* Work order *
The answer must be a single number: the count of lines in the records below that contain the word "JSON".

Dataset rows describing interfaces
────────────────────
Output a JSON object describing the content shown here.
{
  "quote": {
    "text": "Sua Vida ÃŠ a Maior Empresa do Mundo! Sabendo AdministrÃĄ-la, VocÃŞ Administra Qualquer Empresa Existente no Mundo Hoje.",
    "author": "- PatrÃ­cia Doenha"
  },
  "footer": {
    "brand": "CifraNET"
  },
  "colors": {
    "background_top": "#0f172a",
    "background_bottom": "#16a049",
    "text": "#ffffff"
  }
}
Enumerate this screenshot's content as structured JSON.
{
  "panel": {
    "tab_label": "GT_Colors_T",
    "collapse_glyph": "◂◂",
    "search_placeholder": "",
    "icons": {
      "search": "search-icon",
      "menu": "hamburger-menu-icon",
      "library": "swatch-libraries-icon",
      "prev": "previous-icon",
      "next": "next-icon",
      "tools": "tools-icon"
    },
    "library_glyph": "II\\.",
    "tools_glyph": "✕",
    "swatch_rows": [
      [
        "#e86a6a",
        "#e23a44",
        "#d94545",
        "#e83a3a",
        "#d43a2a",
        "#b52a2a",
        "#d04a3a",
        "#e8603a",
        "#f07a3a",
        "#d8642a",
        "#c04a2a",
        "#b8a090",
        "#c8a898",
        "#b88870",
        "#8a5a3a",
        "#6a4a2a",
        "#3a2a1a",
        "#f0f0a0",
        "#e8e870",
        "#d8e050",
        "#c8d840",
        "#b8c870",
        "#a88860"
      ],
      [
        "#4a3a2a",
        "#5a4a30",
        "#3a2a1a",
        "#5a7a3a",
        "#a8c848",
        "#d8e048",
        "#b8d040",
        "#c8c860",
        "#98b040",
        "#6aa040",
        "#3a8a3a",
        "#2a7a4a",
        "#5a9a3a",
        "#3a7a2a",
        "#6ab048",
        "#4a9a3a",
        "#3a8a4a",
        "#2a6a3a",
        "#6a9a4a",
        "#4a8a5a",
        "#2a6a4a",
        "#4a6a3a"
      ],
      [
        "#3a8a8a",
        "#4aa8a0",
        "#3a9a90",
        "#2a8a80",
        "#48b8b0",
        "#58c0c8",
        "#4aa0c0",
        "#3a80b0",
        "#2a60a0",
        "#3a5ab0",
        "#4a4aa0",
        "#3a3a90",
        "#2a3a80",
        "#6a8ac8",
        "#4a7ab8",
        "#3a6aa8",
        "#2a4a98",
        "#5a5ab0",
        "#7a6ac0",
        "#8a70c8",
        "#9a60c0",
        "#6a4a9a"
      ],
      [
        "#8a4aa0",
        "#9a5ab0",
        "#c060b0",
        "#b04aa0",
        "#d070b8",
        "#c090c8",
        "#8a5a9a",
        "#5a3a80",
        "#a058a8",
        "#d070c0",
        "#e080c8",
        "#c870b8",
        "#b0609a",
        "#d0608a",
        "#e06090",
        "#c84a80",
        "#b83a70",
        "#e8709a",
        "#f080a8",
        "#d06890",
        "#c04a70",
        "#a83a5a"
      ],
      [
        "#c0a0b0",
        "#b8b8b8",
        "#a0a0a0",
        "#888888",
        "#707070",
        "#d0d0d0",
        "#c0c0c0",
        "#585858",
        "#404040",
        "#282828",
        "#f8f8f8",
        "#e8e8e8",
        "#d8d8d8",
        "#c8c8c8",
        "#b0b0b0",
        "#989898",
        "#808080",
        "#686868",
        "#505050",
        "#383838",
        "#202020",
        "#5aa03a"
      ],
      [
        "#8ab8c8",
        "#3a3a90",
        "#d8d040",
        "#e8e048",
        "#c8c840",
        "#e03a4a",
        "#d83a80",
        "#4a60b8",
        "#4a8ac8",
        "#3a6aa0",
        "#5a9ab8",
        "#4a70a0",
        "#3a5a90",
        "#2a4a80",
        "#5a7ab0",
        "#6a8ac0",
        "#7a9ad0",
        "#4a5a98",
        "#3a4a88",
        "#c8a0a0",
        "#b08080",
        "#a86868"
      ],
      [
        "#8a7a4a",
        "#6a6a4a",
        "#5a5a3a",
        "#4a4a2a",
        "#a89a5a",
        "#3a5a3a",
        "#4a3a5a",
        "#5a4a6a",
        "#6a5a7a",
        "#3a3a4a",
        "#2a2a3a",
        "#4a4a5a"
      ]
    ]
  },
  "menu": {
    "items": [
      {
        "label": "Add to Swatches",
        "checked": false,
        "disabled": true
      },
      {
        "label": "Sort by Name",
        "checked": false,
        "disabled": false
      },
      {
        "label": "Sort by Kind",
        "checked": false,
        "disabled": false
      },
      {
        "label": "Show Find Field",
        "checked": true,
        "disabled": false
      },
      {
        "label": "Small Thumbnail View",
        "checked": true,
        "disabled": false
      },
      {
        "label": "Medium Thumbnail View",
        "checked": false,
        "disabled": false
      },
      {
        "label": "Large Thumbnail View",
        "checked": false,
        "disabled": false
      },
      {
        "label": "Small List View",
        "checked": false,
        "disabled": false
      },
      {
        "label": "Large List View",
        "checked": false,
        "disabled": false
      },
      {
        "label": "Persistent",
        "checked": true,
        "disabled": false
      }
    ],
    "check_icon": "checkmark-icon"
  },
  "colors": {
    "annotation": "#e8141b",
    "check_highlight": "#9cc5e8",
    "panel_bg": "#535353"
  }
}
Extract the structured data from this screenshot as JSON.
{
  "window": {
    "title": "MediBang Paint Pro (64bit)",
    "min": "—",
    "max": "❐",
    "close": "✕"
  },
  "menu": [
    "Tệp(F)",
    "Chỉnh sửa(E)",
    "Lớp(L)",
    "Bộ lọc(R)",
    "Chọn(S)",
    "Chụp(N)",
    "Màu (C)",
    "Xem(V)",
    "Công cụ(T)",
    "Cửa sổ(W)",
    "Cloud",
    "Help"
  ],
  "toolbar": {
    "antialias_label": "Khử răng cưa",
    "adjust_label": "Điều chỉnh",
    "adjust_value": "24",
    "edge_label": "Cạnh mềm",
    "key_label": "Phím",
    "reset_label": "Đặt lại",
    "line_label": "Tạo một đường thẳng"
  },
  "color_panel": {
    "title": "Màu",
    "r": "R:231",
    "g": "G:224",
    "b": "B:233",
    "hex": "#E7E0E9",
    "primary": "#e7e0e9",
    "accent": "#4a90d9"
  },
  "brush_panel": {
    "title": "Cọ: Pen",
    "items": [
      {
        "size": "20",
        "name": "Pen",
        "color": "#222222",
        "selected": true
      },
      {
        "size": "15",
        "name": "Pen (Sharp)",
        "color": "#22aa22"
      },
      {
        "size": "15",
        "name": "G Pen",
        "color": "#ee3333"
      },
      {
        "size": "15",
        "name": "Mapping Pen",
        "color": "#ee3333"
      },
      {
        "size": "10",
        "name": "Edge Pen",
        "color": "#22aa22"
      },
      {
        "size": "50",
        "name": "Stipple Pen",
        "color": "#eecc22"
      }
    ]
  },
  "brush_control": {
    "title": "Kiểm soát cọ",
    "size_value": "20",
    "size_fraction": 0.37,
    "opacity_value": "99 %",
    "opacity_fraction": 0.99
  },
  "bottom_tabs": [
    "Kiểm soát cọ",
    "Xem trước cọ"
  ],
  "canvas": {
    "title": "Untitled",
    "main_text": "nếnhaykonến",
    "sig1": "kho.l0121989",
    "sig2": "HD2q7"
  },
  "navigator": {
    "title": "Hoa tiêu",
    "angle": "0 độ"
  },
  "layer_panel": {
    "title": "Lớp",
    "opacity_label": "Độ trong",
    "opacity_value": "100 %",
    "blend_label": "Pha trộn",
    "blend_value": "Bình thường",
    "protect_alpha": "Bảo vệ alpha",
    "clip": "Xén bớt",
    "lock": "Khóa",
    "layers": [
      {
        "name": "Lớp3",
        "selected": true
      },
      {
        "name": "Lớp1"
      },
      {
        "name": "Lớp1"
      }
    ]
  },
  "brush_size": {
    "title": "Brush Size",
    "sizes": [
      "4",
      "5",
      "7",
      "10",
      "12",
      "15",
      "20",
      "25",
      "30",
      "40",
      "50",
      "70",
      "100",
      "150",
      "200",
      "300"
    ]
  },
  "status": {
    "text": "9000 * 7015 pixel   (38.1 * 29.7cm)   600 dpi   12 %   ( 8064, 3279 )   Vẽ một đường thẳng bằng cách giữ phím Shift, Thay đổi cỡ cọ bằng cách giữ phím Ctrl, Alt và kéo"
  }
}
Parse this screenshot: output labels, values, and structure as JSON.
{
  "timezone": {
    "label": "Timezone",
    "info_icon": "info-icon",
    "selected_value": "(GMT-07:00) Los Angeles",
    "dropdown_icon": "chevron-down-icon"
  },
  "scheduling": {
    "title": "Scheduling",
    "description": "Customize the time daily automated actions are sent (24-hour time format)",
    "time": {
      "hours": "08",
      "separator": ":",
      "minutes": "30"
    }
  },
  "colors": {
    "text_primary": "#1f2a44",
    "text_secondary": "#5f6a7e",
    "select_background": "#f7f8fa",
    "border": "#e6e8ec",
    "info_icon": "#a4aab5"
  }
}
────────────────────
* Written solution *
4